Moving on

Left behind, he fell backward and backward until he fell forward. This two and fro an oscillation of swaying in the wind between values on one hand and the other hand, but never fully convicted, he swung endlessly, until he found that he was not swinging, but that he was getting off the swing and actually moving on, that he had decided already on one value over the other. Why did he need to think so?

The loneliness of being right

Sometimes, it doesn’t feel good to be right, and if I was right all the time, it may be a very, very lonely life. I got a question right, when watching a quiz show. A person next to me said “You’re right.” It sounded like a thud. It feels good to be right, doesn’t it? No, it doesn’t. For that matter, a writer being right sounds anathema. A writer should see the broad picture without having to take a side. Although this was a quiz show, I felt the loneliness of being right although being right or wrong isn’t the point, really, of being a writer, for that matter. For a writer, right and wrong may be redundant for many writers. In terms of writing a story, the story is about character, motivation, trajectory, plot, theme, story. The writer goes with characters through a lucid journey right to the end or even beyond the ‘end’. The writer gets in the head of the character and even vicariously becomes the character on the page or on the screen.

Right and wrong applies to writers who are sensitive to values and write stories that don’t transgress those values. It may be lonely to stick to one’s values, however, except this kind of writer is sticking to their guns, and loneliness can be the sacrifice the writer makes to do this.

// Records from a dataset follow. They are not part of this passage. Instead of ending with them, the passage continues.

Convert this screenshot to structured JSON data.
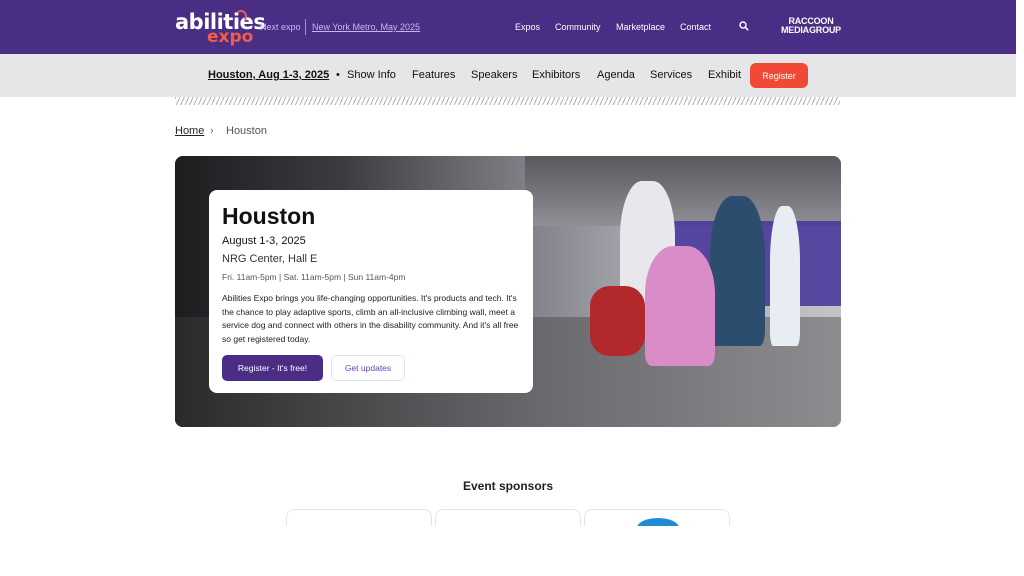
{
  "header": {
    "logo": {
      "word1": "abilities",
      "word2": "expo"
    },
    "next_expo_label": "Next expo",
    "next_expo_link": "New York Metro, May 2025",
    "nav": [
      "Expos",
      "Community",
      "Marketplace",
      "Contact"
    ],
    "partner": {
      "line1": "RACCOON",
      "line2": "MEDIAGROUP"
    },
    "colors": {
      "brand": "#4a2d85",
      "accent": "#f04a36"
    }
  },
  "subnav": {
    "event": "Houston, Aug 1-3, 2025",
    "separator": "•",
    "items": [
      "Show Info",
      "Features",
      "Speakers",
      "Exhibitors",
      "Agenda",
      "Services",
      "Exhibit"
    ],
    "register": "Register"
  },
  "breadcrumb": {
    "home": "Home",
    "separator": "›",
    "current": "Houston"
  },
  "hero": {
    "title": "Houston",
    "date": "August 1-3, 2025",
    "venue": "NRG Center, Hall E",
    "hours": "Fri. 11am-5pm | Sat. 11am-5pm | Sun 11am-4pm",
    "description": "Abilities Expo brings you life-changing opportunities. It's products and tech. It's the chance to play adaptive sports, climb an all-inclusive climbing wall, meet a service dog and connect with others in the disability community. And it's all free so get registered today.",
    "primary_button": "Register - It's free!",
    "secondary_button": "Get updates"
  },
  "sponsors": {
    "title": "Event sponsors"
  }
}
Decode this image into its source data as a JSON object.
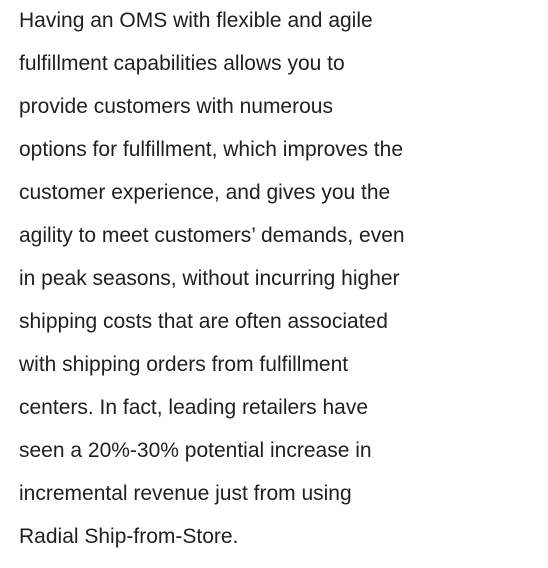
{
  "paragraph": {
    "lines": [
      "Having an OMS with flexible and agile",
      "fulfillment capabilities allows you to",
      "provide customers with numerous",
      "options for fulfillment, which improves the",
      "customer experience, and gives you the",
      "agility to meet customers’ demands, even",
      "in peak seasons, without incurring higher",
      "shipping costs that are often associated",
      "with shipping orders from fulfillment",
      "centers. In fact, leading retailers have",
      "seen a 20%-30% potential increase in",
      "incremental revenue just from using",
      "Radial Ship-from-Store."
    ]
  }
}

It’s better to not go along with the crowd, if one doesn’t go along with it.